ACTIVITY. Report every line in the records below that holds the word "Default".

**** DATA FOR PROCESSING ****

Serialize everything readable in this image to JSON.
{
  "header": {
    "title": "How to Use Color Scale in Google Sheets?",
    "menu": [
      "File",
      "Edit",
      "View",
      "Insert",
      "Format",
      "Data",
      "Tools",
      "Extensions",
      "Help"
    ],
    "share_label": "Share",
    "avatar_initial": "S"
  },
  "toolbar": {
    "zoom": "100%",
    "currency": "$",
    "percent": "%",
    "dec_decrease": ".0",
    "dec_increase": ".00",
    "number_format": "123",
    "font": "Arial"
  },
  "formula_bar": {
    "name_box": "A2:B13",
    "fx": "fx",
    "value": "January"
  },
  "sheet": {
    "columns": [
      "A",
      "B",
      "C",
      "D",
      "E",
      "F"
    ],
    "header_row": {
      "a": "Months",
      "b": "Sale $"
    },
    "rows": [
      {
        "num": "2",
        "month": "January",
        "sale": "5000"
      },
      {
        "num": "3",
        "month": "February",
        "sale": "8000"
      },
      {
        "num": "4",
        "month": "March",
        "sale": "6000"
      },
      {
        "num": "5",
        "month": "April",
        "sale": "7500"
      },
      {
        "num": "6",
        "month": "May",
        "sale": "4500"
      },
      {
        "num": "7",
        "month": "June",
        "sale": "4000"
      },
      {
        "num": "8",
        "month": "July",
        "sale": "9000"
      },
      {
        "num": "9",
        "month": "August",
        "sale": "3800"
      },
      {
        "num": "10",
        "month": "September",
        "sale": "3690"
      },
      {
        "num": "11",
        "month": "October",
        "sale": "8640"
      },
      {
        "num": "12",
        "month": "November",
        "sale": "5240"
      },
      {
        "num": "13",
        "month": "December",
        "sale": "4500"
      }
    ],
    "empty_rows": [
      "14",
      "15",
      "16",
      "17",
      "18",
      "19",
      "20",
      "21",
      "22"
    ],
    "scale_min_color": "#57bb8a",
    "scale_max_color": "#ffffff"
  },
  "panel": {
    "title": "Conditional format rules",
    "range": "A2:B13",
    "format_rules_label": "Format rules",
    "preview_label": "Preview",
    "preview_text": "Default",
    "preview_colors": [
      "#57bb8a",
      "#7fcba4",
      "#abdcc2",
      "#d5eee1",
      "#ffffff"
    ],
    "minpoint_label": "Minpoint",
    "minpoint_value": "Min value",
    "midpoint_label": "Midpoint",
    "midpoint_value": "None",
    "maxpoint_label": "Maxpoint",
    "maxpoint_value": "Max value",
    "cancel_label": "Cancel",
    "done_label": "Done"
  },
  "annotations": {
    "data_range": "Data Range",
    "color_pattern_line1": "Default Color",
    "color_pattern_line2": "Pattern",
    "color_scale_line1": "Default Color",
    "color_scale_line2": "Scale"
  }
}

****

OUTPUT BELOW.
    "preview_text": "Default",
    "color_pattern_line1": "Default Color",
    "color_scale_line1": "Default Color",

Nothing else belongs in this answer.